● Work item:
Line by line, retype the data exactly as it is given.

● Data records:
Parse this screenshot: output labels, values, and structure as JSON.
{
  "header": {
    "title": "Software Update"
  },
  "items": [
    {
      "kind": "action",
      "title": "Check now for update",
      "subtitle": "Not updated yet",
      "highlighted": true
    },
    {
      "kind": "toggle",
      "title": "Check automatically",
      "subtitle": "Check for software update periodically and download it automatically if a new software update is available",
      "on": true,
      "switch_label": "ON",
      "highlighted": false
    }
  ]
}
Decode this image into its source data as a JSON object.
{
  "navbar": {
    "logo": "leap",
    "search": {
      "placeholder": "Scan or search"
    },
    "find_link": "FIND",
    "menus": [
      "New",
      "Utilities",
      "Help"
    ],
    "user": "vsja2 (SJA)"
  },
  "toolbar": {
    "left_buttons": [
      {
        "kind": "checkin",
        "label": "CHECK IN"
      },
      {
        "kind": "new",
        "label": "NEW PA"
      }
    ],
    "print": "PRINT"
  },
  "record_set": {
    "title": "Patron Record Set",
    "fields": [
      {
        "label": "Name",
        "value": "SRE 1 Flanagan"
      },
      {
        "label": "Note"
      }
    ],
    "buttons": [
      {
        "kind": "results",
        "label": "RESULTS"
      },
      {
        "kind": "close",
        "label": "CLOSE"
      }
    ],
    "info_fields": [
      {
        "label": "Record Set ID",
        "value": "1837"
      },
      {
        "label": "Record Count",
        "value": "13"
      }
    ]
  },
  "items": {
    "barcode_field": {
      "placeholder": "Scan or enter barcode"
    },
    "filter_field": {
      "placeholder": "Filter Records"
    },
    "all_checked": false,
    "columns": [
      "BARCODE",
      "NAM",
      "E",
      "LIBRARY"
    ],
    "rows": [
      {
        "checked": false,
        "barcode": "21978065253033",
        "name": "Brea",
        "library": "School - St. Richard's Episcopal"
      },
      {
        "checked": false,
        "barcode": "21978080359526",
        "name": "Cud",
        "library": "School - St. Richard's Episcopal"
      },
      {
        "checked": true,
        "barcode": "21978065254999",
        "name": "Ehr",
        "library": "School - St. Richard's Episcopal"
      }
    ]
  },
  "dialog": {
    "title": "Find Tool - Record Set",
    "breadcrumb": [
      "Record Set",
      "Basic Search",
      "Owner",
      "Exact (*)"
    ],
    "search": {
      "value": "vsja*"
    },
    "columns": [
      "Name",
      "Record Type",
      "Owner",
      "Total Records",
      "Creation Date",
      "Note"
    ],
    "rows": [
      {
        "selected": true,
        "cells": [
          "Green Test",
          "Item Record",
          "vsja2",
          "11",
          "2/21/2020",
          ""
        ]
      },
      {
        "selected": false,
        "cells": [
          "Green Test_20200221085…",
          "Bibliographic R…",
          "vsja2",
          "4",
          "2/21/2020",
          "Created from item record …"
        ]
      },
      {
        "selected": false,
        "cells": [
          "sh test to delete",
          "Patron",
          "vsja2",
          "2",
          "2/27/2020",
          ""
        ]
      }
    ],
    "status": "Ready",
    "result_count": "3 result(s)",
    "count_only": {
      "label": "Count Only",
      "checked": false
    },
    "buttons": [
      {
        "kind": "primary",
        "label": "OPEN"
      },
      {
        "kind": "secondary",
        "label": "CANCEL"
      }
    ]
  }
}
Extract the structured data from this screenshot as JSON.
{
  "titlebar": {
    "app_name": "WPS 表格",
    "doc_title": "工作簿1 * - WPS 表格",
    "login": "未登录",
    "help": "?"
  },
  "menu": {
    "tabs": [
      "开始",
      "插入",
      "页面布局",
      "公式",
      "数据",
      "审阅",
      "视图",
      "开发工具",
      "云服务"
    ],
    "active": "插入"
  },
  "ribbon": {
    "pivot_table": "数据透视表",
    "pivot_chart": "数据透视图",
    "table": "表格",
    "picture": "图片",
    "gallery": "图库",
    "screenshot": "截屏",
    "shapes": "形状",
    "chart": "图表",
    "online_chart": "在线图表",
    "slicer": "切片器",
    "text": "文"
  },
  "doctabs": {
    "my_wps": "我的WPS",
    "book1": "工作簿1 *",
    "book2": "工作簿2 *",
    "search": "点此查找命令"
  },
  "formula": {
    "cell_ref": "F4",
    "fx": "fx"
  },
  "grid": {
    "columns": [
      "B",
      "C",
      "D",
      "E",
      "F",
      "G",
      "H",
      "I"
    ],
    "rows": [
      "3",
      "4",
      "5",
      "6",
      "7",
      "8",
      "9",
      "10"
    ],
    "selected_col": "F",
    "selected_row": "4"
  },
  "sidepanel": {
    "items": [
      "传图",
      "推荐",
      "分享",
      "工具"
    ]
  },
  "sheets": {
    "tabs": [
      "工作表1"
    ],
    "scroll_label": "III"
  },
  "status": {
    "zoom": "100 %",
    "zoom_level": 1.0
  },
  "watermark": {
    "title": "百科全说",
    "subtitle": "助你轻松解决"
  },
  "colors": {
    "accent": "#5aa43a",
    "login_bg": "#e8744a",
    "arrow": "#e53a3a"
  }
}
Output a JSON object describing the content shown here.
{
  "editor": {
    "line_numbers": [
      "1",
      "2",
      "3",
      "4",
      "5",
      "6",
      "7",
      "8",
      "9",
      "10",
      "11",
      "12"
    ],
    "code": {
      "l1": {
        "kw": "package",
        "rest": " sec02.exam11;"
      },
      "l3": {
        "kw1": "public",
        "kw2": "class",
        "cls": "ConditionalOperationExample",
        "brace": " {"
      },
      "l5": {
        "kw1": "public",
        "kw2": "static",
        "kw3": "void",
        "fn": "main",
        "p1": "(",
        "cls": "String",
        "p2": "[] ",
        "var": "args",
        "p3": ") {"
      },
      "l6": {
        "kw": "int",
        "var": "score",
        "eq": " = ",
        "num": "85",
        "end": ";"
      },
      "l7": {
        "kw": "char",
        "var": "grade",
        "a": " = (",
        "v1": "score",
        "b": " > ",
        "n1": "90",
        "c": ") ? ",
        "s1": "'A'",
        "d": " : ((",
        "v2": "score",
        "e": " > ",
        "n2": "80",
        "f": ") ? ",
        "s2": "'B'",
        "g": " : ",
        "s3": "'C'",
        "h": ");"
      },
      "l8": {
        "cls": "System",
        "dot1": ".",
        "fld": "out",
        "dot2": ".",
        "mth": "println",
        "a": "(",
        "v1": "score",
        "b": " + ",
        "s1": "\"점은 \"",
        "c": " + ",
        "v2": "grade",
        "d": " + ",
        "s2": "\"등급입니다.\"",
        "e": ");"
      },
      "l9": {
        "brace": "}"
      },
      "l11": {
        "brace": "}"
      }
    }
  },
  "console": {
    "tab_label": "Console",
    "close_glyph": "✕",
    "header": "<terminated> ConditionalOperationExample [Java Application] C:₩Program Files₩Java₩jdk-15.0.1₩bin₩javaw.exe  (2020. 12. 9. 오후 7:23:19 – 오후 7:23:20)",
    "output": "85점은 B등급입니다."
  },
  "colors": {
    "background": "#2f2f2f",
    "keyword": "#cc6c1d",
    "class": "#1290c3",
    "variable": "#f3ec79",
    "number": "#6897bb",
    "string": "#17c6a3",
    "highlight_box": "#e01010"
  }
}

● Written answer:
Parse this screenshot: output labels, values, and structure as JSON.
{
  "header": {
    "title": "Software Update"
  },
  "items": [
    {
      "kind": "action",
      "title": "Check now for update",
      "subtitle": "Not updated yet",
      "highlighted": true
    },
    {
      "kind": "toggle",
      "title": "Check automatically",
      "subtitle": "Check for software update periodically and download it automatically if a new software update is available",
      "on": true,
      "switch_label": "ON",
      "highlighted": false
    }
  ]
}
Decode this image into its source data as a JSON object.
{
  "navbar": {
    "logo": "leap",
    "search": {
      "placeholder": "Scan or search"
    },
    "find_link": "FIND",
    "menus": [
      "New",
      "Utilities",
      "Help"
    ],
    "user": "vsja2 (SJA)"
  },
  "toolbar": {
    "left_buttons": [
      {
        "kind": "checkin",
        "label": "CHECK IN"
      },
      {
        "kind": "new",
        "label": "NEW PA"
      }
    ],
    "print": "PRINT"
  },
  "record_set": {
    "title": "Patron Record Set",
    "fields": [
      {
        "label": "Name",
        "value": "SRE 1 Flanagan"
      },
      {
        "label": "Note"
      }
    ],
    "buttons": [
      {
        "kind": "results",
        "label": "RESULTS"
      },
      {
        "kind": "close",
        "label": "CLOSE"
      }
    ],
    "info_fields": [
      {
        "label": "Record Set ID",
        "value": "1837"
      },
      {
        "label": "Record Count",
        "value": "13"
      }
    ]
  },
  "items": {
    "barcode_field": {
      "placeholder": "Scan or enter barcode"
    },
    "filter_field": {
      "placeholder": "Filter Records"
    },
    "all_checked": false,
    "columns": [
      "BARCODE",
      "NAM",
      "E",
      "LIBRARY"
    ],
    "rows": [
      {
        "checked": false,
        "barcode": "21978065253033",
        "name": "Brea",
        "library": "School - St. Richard's Episcopal"
      },
      {
        "checked": false,
        "barcode": "21978080359526",
        "name": "Cud",
        "library": "School - St. Richard's Episcopal"
      },
      {
        "checked": true,
        "barcode": "21978065254999",
        "name": "Ehr",
        "library": "School - St. Richard's Episcopal"
      }
    ]
  },
  "dialog": {
    "title": "Find Tool - Record Set",
    "breadcrumb": [
      "Record Set",
      "Basic Search",
      "Owner",
      "Exact (*)"
    ],
    "search": {
      "value": "vsja*"
    },
    "columns": [
      "Name",
      "Record Type",
      "Owner",
      "Total Records",
      "Creation Date",
      "Note"
    ],
    "rows": [
      {
        "selected": true,
        "cells": [
          "Green Test",
          "Item Record",
          "vsja2",
          "11",
          "2/21/2020",
          ""
        ]
      },
      {
        "selected": false,
        "cells": [
          "Green Test_20200221085…",
          "Bibliographic R…",
          "vsja2",
          "4",
          "2/21/2020",
          "Created from item record …"
        ]
      },
      {
        "selected": false,
        "cells": [
          "sh test to delete",
          "Patron",
          "vsja2",
          "2",
          "2/27/2020",
          ""
        ]
      }
    ],
    "status": "Ready",
    "result_count": "3 result(s)",
    "count_only": {
      "label": "Count Only",
      "checked": false
    },
    "buttons": [
      {
        "kind": "primary",
        "label": "OPEN"
      },
      {
        "kind": "secondary",
        "label": "CANCEL"
      }
    ]
  }
}
Extract the structured data from this screenshot as JSON.
{
  "titlebar": {
    "app_name": "WPS 表格",
    "doc_title": "工作簿1 * - WPS 表格",
    "login": "未登录",
    "help": "?"
  },
  "menu": {
    "tabs": [
      "开始",
      "插入",
      "页面布局",
      "公式",
      "数据",
      "审阅",
      "视图",
      "开发工具",
      "云服务"
    ],
    "active": "插入"
  },
  "ribbon": {
    "pivot_table": "数据透视表",
    "pivot_chart": "数据透视图",
    "table": "表格",
    "picture": "图片",
    "gallery": "图库",
    "screenshot": "截屏",
    "shapes": "形状",
    "chart": "图表",
    "online_chart": "在线图表",
    "slicer": "切片器",
    "text": "文"
  },
  "doctabs": {
    "my_wps": "我的WPS",
    "book1": "工作簿1 *",
    "book2": "工作簿2 *",
    "search": "点此查找命令"
  },
  "formula": {
    "cell_ref": "F4",
    "fx": "fx"
  },
  "grid": {
    "columns": [
      "B",
      "C",
      "D",
      "E",
      "F",
      "G",
      "H",
      "I"
    ],
    "rows": [
      "3",
      "4",
      "5",
      "6",
      "7",
      "8",
      "9",
      "10"
    ],
    "selected_col": "F",
    "selected_row": "4"
  },
  "sidepanel": {
    "items": [
      "传图",
      "推荐",
      "分享",
      "工具"
    ]
  },
  "sheets": {
    "tabs": [
      "工作表1"
    ],
    "scroll_label": "III"
  },
  "status": {
    "zoom": "100 %",
    "zoom_level": 1.0
  },
  "watermark": {
    "title": "百科全说",
    "subtitle": "助你轻松解决"
  },
  "colors": {
    "accent": "#5aa43a",
    "login_bg": "#e8744a",
    "arrow": "#e53a3a"
  }
}
Output a JSON object describing the content shown here.
{
  "editor": {
    "line_numbers": [
      "1",
      "2",
      "3",
      "4",
      "5",
      "6",
      "7",
      "8",
      "9",
      "10",
      "11",
      "12"
    ],
    "code": {
      "l1": {
        "kw": "package",
        "rest": " sec02.exam11;"
      },
      "l3": {
        "kw1": "public",
        "kw2": "class",
        "cls": "ConditionalOperationExample",
        "brace": " {"
      },
      "l5": {
        "kw1": "public",
        "kw2": "static",
        "kw3": "void",
        "fn": "main",
        "p1": "(",
        "cls": "String",
        "p2": "[] ",
        "var": "args",
        "p3": ") {"
      },
      "l6": {
        "kw": "int",
        "var": "score",
        "eq": " = ",
        "num": "85",
        "end": ";"
      },
      "l7": {
        "kw": "char",
        "var": "grade",
        "a": " = (",
        "v1": "score",
        "b": " > ",
        "n1": "90",
        "c": ") ? ",
        "s1": "'A'",
        "d": " : ((",
        "v2": "score",
        "e": " > ",
        "n2": "80",
        "f": ") ? ",
        "s2": "'B'",
        "g": " : ",
        "s3": "'C'",
        "h": ");"
      },
      "l8": {
        "cls": "System",
        "dot1": ".",
        "fld": "out",
        "dot2": ".",
        "mth": "println",
        "a": "(",
        "v1": "score",
        "b": " + ",
        "s1": "\"점은 \"",
        "c": " + ",
        "v2": "grade",
        "d": " + ",
        "s2": "\"등급입니다.\"",
        "e": ");"
      },
      "l9": {
        "brace": "}"
      },
      "l11": {
        "brace": "}"
      }
    }
  },
  "console": {
    "tab_label": "Console",
    "close_glyph": "✕",
    "header": "<terminated> ConditionalOperationExample [Java Application] C:₩Program Files₩Java₩jdk-15.0.1₩bin₩javaw.exe  (2020. 12. 9. 오후 7:23:19 – 오후 7:23:20)",
    "output": "85점은 B등급입니다."
  },
  "colors": {
    "background": "#2f2f2f",
    "keyword": "#cc6c1d",
    "class": "#1290c3",
    "variable": "#f3ec79",
    "number": "#6897bb",
    "string": "#17c6a3",
    "highlight_box": "#e01010"
  }
}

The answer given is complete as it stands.